In this variation of the Fried Liver Attack, white plays 8. Qf3.
I call this the Fried Liver Addicted variation for white because I noticed that, as I moved up in the ratings on chess.com, a lot of players abandoned the Fried Liver as white, but the ones who kept playing it mostly seemed to play this variation.
If you are playing black, you should consider Qf3 a slap in the face. White is basically saying that he is going to abandon his development for pawn greed–and he is also saying that doesn’t think you are capable enough to punish him (his plan is to try to survive into the endgame). Well, you know what to do when someone slaps you in the face right? That’s right–it’s time for all-out attack!
The video below shows one example game of mine, along with some points about the differences between black’s two main alternatives on the eight move (8. …Rb8 and 8. …Be7).
This is what so many Fried Liver games come down to. If black is able to succeed using his middle game initiative and attacking skills, he can usually punish white for his opening play. Not only does black usually get the material back, he often gets even more or simply mates white.
If white responds with 8. Qf3 to black’s Polerio defense, black must be willing to go down two pawns. It is amazing that, even down the two pawns, Stockfish still gives black a small but immediate advantage after giving up the material. This evaluation is based on a HUGE middle game initiative and attack. The game basically comes down to whether black can punish white for his opening greed.

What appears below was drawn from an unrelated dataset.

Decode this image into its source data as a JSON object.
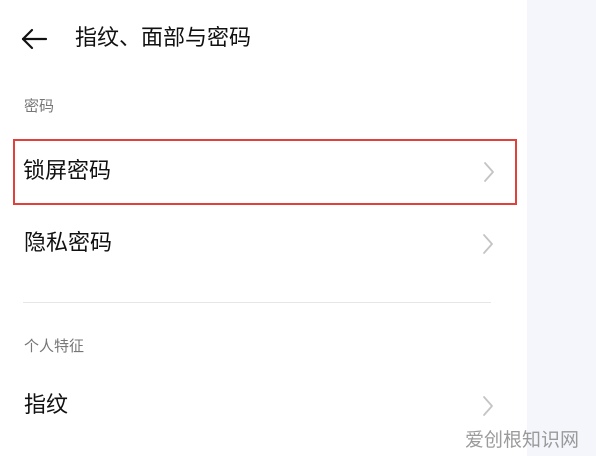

Have fun with either 8. Be7 or Rb8. See the video above for explanations of the differences between the two moves and a sample game (sorry for the phone ringing in the background in the beginning, forgot to edit it out). Share your thoughts and games below!